Petition asks High Court to discipline rabbi

Kiryat Motzkin allegedly violated obligation as civil servant not to publicly express political opinions.

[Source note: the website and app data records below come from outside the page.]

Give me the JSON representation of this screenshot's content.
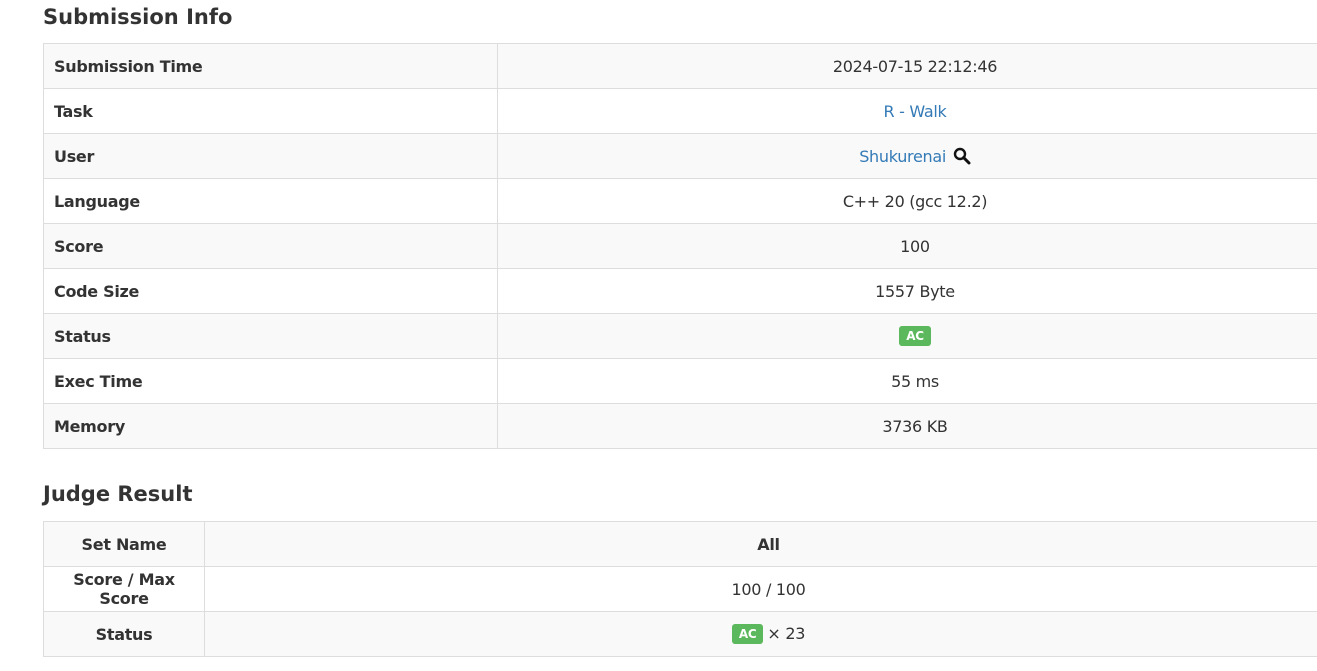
{
  "submission_info": {
    "title": "Submission Info",
    "rows": {
      "submission_time": {
        "label": "Submission Time",
        "value": "2024-07-15 22:12:46"
      },
      "task": {
        "label": "Task",
        "value": "R - Walk"
      },
      "user": {
        "label": "User",
        "value": "Shukurenai",
        "icon": "search-icon"
      },
      "language": {
        "label": "Language",
        "value": "C++ 20 (gcc 12.2)"
      },
      "score": {
        "label": "Score",
        "value": "100"
      },
      "code_size": {
        "label": "Code Size",
        "value": "1557 Byte"
      },
      "status": {
        "label": "Status",
        "value": "AC",
        "color": "#5cb85c"
      },
      "exec_time": {
        "label": "Exec Time",
        "value": "55 ms"
      },
      "memory": {
        "label": "Memory",
        "value": "3736 KB"
      }
    }
  },
  "judge_result": {
    "title": "Judge Result",
    "set_name": {
      "label": "Set Name",
      "value": "All"
    },
    "score": {
      "label": "Score / Max Score",
      "value": "100 / 100"
    },
    "status": {
      "label": "Status",
      "badge": "AC",
      "count": "× 23",
      "color": "#5cb85c"
    }
  },
  "colors": {
    "link": "#337ab7",
    "accepted": "#5cb85c",
    "border": "#dddddd",
    "stripe": "#f9f9f9"
  }
}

The Israel Religious Action Center petitioned the High Court of Justice on Sunday to order the government to place the rabbi of Kiryat Motzkin before a disciplinary committee for allegedly violating his obligation as a civil servant not to publicly express political opinions. “The subject of the petition is the ongoing violation of the hedging law by state-paid rabbis who receive all or some of their salary from the state coffer and the government’s deliberate policy of not placing them before a disciplinary court for their involvement in political activity,” wrote IRAC attorneys Einat Horowitz and Gilad Kariv. The petitioners charged that instead of taking meaningful action to deter others from similar behavior, the government issued an ineffective warning every few months. The rabbis interpreted this conduct as a “license to go on doing the same thing in complete disregard for the law and the constraints of the positions they hold.” The petitioners singled out Kiryat Motzkin’s Rabbi Meir Drukman, whom, they charged, had been speaking out against government policy regarding the Israeli-Palestinian dispute since prime minister Yitzhak Rabin’s government initiated the Oslo peace process. Drukman is head of the Pikuah Nefesh non-profit organization which was established in March 1995. The organization issued its first petition against the Oslo Accords and what they feared would be the withdrawal from settlements in the West Bank and Gaza. The petition was signed by state-paid city and neighborhood rabbis. In response, various organizations, including IRAC, complained about their involvement in a political controversy. In the period leading up to the disengagement, Drukman began speaking out against Prime Minister Ariel Sharon’s plan. He allegedly urged the public to move to Gush Katif to block disengagement “even at the cost of sitting in jail.” According to the petition, which quoted a report on Army Radio, Drukman charged that the disengagement was “corrupting the souls of our dear soldiers and policemen and forcing them to fight against their brethren in the service of the enemy. We shall do all we can in the battle of the Lord to prevent this expulsion and destruction.” During the lead-up to the disengagement, IRAC complained several times against Drukman to government authorities including Justice Minister Tzipi Livni, who is empowered to place Drukman before a disciplinary committee. Livni has so far failed to make a decision on the matter, the petitioners complained.